What started out as me telling a few dozen actors what to do in a play became me telling over a hundred volunteers and actors what I wanted for a set, lighting, sound, choreography and acting. It seemed like I was working with a third of the school and I was in charge. In the middle of the chaos, I noticed that student council election were to be held a couple of weeks before the musical. Thinking back to the General's words, I realised there was no higher position than president.
I figured my chances were decent considering how many people were involved in the musical, but I knew that I would need more votes if I was beat the popular blonde field hockey star and the ambitiously nerdy, cute brunette. The key to victory would be stealing both the jocks’ and the nerds’ votes away from my opponents but figuring out how to appeal to both at the same time posed a challenge.
I knew that I needed to find something to promise them that they could both care about. I must have floated a million ideas through my brain only to discover the answer while taking a much needed dump at school. When it came time to clean up, I increasingly became frustrated at the amount of fragile single ply toilet paper was required to get the job done. It was in that moment that I realised I was not alone; that this was a problem that affected everyone.

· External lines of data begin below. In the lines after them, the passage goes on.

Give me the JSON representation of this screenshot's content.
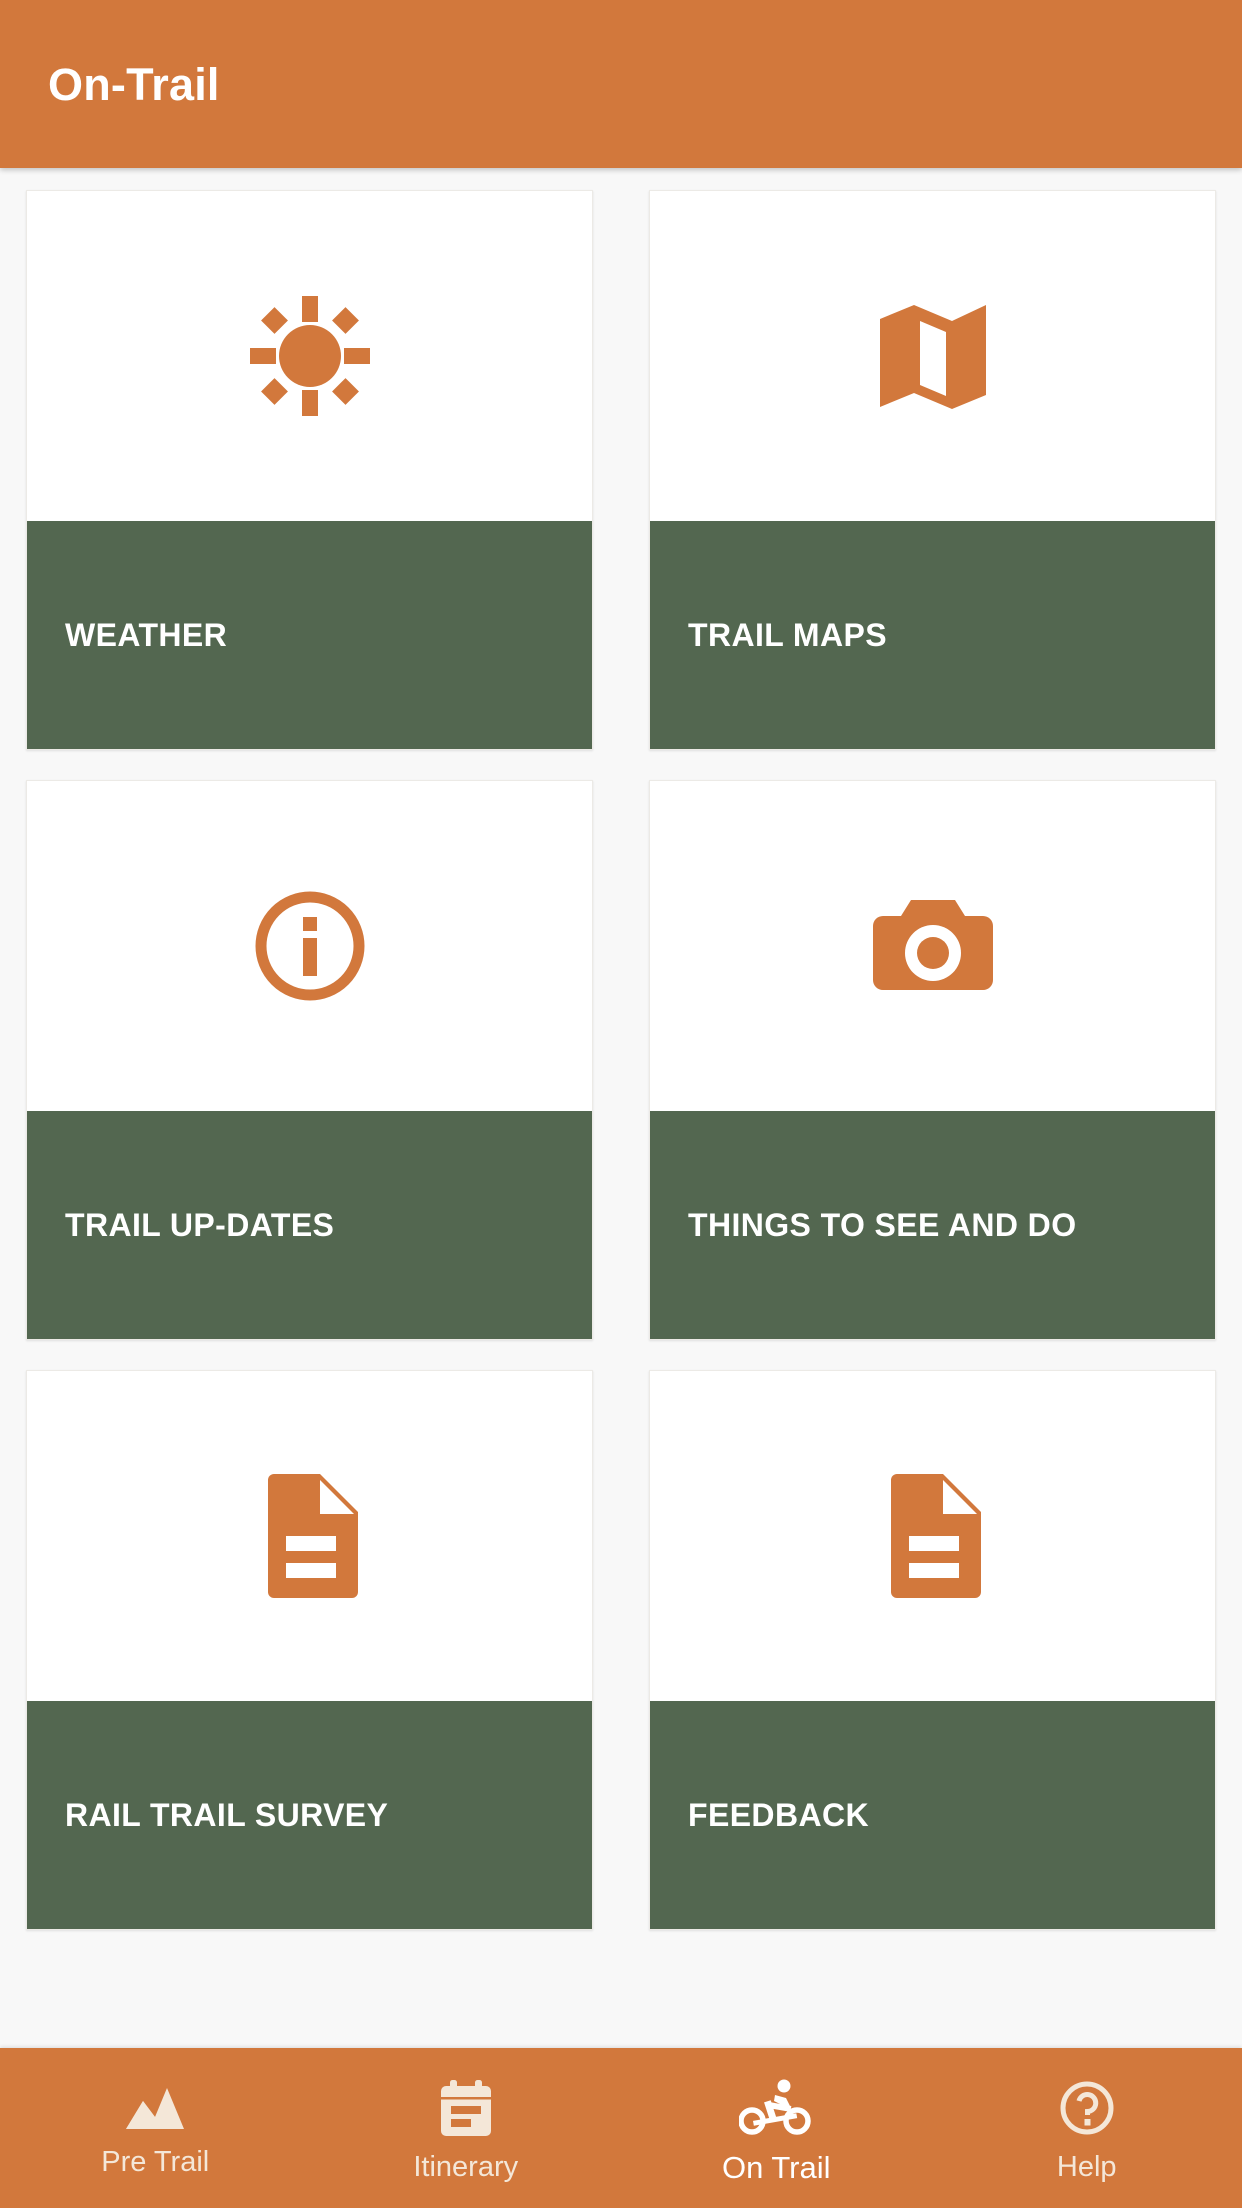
{
  "header": {
    "title": "On-Trail"
  },
  "colors": {
    "accent_orange": "#D2783C",
    "tile_green": "#536750",
    "page_background": "#F8F8F8",
    "tile_white": "#FFFFFF",
    "label_text": "#FFFFFF",
    "nav_inactive_text": "#F4E7D8",
    "nav_active_text": "#FFFFFF"
  },
  "grid": {
    "tiles": [
      {
        "label": "WEATHER",
        "icon": "sun-icon"
      },
      {
        "label": "TRAIL MAPS",
        "icon": "map-icon"
      },
      {
        "label": "TRAIL UP-DATES",
        "icon": "info-circle-icon"
      },
      {
        "label": "THINGS TO SEE AND DO",
        "icon": "camera-icon"
      },
      {
        "label": "RAIL TRAIL SURVEY",
        "icon": "document-icon"
      },
      {
        "label": "FEEDBACK",
        "icon": "document-icon"
      }
    ]
  },
  "bottom_nav": {
    "items": [
      {
        "label": "Pre Trail",
        "icon": "mountains-icon",
        "active": false
      },
      {
        "label": "Itinerary",
        "icon": "calendar-icon",
        "active": false
      },
      {
        "label": "On Trail",
        "icon": "cyclist-icon",
        "active": true
      },
      {
        "label": "Help",
        "icon": "question-circle-icon",
        "active": false
      }
    ]
  }
}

On election day, each candidate was given a three minute speech. The blonde took the stage and played a video of her doing a terrible rap to The Fresh Prince of Bel Air theme song, promising to try and find a way for students to save money at the mall. The nerdy opponent took the stage by pretending to do a strip tease behind a blanket that her parents held up. Just when you thought she was naked, it turned out she wasn’t and that of course she wouldn’t do that in front of her parents. I was so baffled by the opening that I couldn’t tell you what she was promising. Finally, it was my turn. Surprisingly I wasn’t nervous and after witnessing what I was up against, I knew I would be okay. I began with introducing who I was and who I wanted to become. I listed equal accomplishments to failures, and ended with three simple promises; more chairs, ice-cream and two ply paper.
Needless to say I won the election in a landslide, the musical was a success, and the General was proud of me for taking the lead. I felt like I was #winning, long before Charlie Sheen was but like every past life I’ve lived, I realised that wins don’t come without losses, which is why I was able to turn humility into accomplishments.